- [Task prompt]: Read through the entries below and copy each line where "counter" turns up.

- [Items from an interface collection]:
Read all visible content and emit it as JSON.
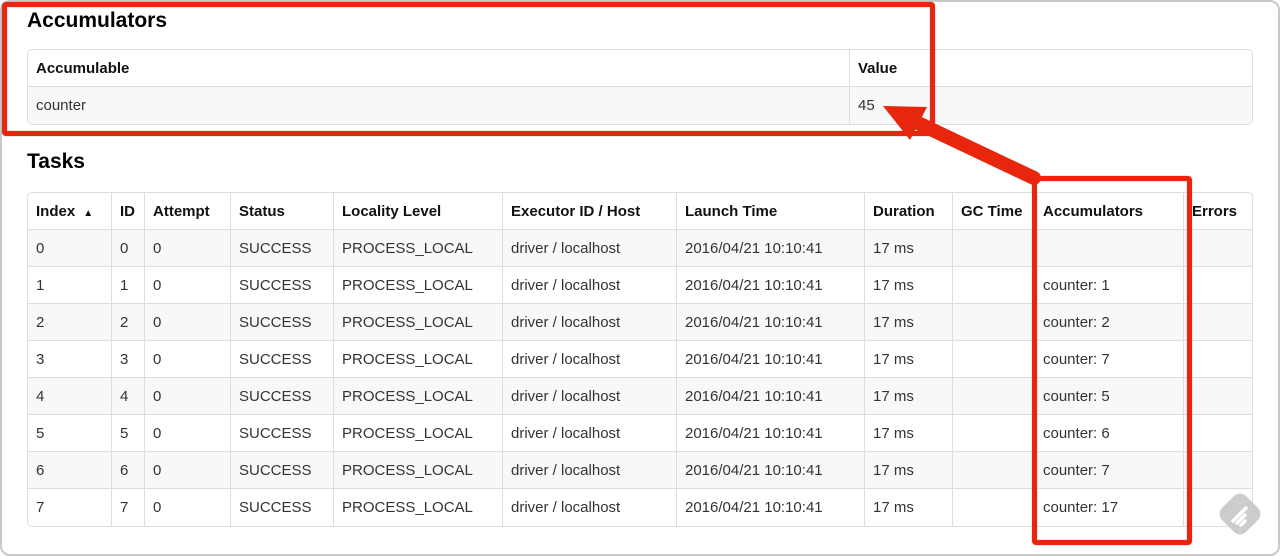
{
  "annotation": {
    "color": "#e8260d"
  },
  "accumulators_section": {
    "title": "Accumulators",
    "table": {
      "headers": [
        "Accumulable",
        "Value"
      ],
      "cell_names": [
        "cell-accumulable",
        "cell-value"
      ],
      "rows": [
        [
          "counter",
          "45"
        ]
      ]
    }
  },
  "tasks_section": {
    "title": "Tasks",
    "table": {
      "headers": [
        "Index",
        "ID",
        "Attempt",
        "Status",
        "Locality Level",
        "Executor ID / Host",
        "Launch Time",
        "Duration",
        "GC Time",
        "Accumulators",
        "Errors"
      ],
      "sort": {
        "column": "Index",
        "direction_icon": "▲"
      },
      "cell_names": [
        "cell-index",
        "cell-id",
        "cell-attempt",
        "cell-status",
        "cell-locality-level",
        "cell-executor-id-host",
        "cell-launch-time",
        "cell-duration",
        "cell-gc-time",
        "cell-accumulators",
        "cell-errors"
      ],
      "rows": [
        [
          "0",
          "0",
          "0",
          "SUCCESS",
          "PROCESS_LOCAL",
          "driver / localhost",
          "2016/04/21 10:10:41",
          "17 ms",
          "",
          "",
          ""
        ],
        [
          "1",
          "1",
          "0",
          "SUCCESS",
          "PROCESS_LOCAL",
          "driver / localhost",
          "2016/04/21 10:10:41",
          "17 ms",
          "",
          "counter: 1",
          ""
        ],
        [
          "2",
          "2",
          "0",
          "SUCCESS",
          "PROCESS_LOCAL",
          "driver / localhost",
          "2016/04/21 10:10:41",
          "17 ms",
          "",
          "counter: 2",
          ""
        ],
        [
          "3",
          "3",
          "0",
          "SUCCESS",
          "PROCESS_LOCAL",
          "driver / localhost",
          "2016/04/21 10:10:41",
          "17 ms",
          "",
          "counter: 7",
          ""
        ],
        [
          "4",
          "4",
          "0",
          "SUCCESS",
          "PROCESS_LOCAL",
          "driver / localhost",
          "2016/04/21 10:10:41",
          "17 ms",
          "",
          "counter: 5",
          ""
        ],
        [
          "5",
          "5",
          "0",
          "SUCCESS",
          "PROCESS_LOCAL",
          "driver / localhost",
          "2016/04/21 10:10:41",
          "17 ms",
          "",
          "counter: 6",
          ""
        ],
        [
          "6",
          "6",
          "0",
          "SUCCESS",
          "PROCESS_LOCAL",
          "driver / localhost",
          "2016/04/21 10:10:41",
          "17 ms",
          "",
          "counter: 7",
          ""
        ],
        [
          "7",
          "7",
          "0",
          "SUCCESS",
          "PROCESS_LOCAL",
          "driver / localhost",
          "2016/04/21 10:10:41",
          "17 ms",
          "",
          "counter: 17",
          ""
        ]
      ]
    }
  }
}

- [Answer for the task]:
          "counter",
          "counter: 1",
          "counter: 2",
          "counter: 7",
          "counter: 5",
          "counter: 6",
          "counter: 7",
          "counter: 17",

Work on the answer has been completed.